● TASK DIRECTIONS: The answer should consist of every line in the material below that has the word "date".

(DATA EXTRACTS Opens)

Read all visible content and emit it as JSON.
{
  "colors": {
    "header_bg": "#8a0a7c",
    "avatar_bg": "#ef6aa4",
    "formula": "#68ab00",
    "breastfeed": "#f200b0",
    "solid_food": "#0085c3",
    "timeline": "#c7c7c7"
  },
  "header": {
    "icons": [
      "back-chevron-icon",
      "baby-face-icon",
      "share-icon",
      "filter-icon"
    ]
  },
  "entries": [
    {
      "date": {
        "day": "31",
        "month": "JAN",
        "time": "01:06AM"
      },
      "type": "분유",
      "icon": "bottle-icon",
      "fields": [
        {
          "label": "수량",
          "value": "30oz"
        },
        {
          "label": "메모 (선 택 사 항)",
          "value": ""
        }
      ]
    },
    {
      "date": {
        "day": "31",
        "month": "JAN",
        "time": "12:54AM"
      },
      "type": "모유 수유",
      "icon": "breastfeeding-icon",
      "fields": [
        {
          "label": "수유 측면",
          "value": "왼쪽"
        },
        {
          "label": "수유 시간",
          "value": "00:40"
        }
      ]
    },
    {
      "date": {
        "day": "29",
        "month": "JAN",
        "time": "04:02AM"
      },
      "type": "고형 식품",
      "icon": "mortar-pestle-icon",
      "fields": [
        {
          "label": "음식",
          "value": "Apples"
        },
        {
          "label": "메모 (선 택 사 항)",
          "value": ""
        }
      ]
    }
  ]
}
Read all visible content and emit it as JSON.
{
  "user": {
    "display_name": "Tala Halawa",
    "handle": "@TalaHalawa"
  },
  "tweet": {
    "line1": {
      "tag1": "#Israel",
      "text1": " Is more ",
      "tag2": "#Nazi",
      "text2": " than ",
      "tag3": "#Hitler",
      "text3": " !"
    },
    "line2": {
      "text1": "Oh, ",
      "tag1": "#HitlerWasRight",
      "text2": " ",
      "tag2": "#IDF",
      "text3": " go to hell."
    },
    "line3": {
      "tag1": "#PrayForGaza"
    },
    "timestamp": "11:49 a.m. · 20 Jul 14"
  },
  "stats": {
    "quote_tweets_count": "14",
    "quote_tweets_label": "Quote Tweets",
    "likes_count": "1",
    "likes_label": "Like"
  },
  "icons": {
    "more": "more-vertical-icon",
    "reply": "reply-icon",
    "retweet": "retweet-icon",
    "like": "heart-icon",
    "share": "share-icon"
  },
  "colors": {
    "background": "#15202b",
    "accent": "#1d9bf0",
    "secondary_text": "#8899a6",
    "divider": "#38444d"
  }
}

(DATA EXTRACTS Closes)
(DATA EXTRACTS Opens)

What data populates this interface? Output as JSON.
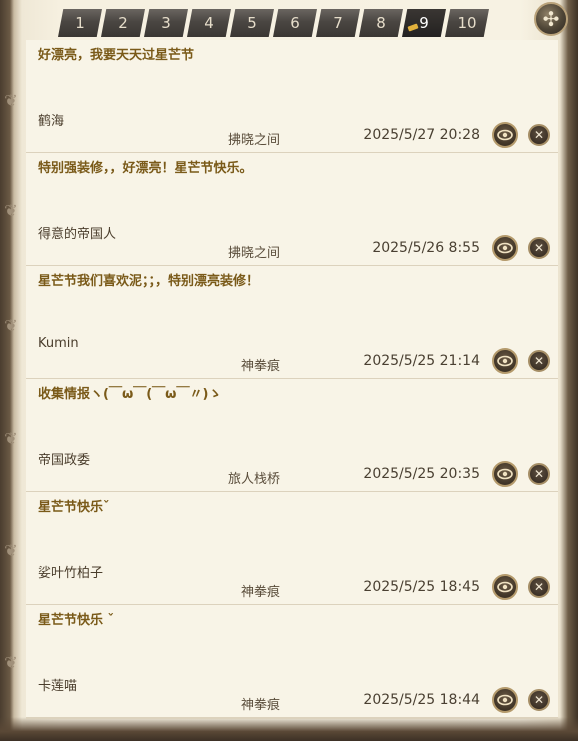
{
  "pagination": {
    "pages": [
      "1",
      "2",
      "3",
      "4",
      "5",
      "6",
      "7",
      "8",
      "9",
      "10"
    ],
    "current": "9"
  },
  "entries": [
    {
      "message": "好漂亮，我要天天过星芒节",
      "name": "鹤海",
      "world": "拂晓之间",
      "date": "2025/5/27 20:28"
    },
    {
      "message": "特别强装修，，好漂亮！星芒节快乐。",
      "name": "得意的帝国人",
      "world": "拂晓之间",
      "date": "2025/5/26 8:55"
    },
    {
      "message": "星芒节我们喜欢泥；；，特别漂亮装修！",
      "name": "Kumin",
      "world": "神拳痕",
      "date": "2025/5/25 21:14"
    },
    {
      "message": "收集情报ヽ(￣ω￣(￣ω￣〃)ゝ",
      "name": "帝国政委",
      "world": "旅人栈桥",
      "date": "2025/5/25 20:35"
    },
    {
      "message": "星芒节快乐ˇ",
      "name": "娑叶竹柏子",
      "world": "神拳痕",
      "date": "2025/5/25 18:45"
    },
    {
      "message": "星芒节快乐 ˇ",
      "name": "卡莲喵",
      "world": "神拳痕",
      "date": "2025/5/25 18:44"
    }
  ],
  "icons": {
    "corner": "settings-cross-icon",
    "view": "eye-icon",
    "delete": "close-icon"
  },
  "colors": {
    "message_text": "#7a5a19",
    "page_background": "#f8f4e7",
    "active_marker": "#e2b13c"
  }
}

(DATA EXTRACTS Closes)

● OUTPUT FOR THIS TASK:
      "date": {
      "date": {
      "date": {
      "date": "2025/5/27 20:28"
      "date": "2025/5/26 8:55"
      "date": "2025/5/25 21:14"
      "date": "2025/5/25 20:35"
      "date": "2025/5/25 18:45"
      "date": "2025/5/25 18:44"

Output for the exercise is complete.